▶ _Input data_:
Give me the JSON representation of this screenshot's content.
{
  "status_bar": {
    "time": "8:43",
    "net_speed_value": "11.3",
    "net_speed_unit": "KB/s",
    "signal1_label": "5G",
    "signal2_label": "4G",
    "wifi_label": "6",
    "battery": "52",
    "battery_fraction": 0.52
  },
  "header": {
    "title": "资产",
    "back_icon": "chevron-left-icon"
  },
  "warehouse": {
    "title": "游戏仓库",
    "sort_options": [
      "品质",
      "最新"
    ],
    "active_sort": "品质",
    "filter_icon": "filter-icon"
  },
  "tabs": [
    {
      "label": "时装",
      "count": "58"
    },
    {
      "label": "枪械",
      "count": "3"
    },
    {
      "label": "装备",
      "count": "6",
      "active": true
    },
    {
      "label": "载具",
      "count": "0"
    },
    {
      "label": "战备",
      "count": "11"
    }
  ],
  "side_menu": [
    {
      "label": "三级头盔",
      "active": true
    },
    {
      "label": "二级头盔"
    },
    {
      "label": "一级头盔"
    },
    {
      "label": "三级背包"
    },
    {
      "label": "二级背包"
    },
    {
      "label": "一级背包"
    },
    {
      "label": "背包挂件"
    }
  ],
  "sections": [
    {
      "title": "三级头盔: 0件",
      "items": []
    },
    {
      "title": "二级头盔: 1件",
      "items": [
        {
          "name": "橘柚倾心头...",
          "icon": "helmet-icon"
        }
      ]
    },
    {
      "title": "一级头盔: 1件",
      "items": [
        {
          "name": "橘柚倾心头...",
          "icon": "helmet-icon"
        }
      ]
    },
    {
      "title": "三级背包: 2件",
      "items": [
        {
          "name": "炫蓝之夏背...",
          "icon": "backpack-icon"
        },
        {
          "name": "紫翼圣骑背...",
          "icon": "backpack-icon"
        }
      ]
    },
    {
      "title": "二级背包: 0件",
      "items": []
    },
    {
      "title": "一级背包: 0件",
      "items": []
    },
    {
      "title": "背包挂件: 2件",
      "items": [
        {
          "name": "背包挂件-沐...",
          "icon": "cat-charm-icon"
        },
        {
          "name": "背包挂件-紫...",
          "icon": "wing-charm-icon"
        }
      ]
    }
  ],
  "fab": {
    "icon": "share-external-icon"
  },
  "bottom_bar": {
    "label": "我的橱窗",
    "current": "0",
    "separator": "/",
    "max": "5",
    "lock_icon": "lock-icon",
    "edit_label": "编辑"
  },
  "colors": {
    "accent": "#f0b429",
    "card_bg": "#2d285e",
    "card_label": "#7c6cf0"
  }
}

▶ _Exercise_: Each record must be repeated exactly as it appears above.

▶ _Task result_:
Give me the JSON representation of this screenshot's content.
{
  "status_bar": {
    "time": "8:43",
    "net_speed_value": "11.3",
    "net_speed_unit": "KB/s",
    "signal1_label": "5G",
    "signal2_label": "4G",
    "wifi_label": "6",
    "battery": "52",
    "battery_fraction": 0.52
  },
  "header": {
    "title": "资产",
    "back_icon": "chevron-left-icon"
  },
  "warehouse": {
    "title": "游戏仓库",
    "sort_options": [
      "品质",
      "最新"
    ],
    "active_sort": "品质",
    "filter_icon": "filter-icon"
  },
  "tabs": [
    {
      "label": "时装",
      "count": "58"
    },
    {
      "label": "枪械",
      "count": "3"
    },
    {
      "label": "装备",
      "count": "6",
      "active": true
    },
    {
      "label": "载具",
      "count": "0"
    },
    {
      "label": "战备",
      "count": "11"
    }
  ],
  "side_menu": [
    {
      "label": "三级头盔",
      "active": true
    },
    {
      "label": "二级头盔"
    },
    {
      "label": "一级头盔"
    },
    {
      "label": "三级背包"
    },
    {
      "label": "二级背包"
    },
    {
      "label": "一级背包"
    },
    {
      "label": "背包挂件"
    }
  ],
  "sections": [
    {
      "title": "三级头盔: 0件",
      "items": []
    },
    {
      "title": "二级头盔: 1件",
      "items": [
        {
          "name": "橘柚倾心头...",
          "icon": "helmet-icon"
        }
      ]
    },
    {
      "title": "一级头盔: 1件",
      "items": [
        {
          "name": "橘柚倾心头...",
          "icon": "helmet-icon"
        }
      ]
    },
    {
      "title": "三级背包: 2件",
      "items": [
        {
          "name": "炫蓝之夏背...",
          "icon": "backpack-icon"
        },
        {
          "name": "紫翼圣骑背...",
          "icon": "backpack-icon"
        }
      ]
    },
    {
      "title": "二级背包: 0件",
      "items": []
    },
    {
      "title": "一级背包: 0件",
      "items": []
    },
    {
      "title": "背包挂件: 2件",
      "items": [
        {
          "name": "背包挂件-沐...",
          "icon": "cat-charm-icon"
        },
        {
          "name": "背包挂件-紫...",
          "icon": "wing-charm-icon"
        }
      ]
    }
  ],
  "fab": {
    "icon": "share-external-icon"
  },
  "bottom_bar": {
    "label": "我的橱窗",
    "current": "0",
    "separator": "/",
    "max": "5",
    "lock_icon": "lock-icon",
    "edit_label": "编辑"
  },
  "colors": {
    "accent": "#f0b429",
    "card_bg": "#2d285e",
    "card_label": "#7c6cf0"
  }
}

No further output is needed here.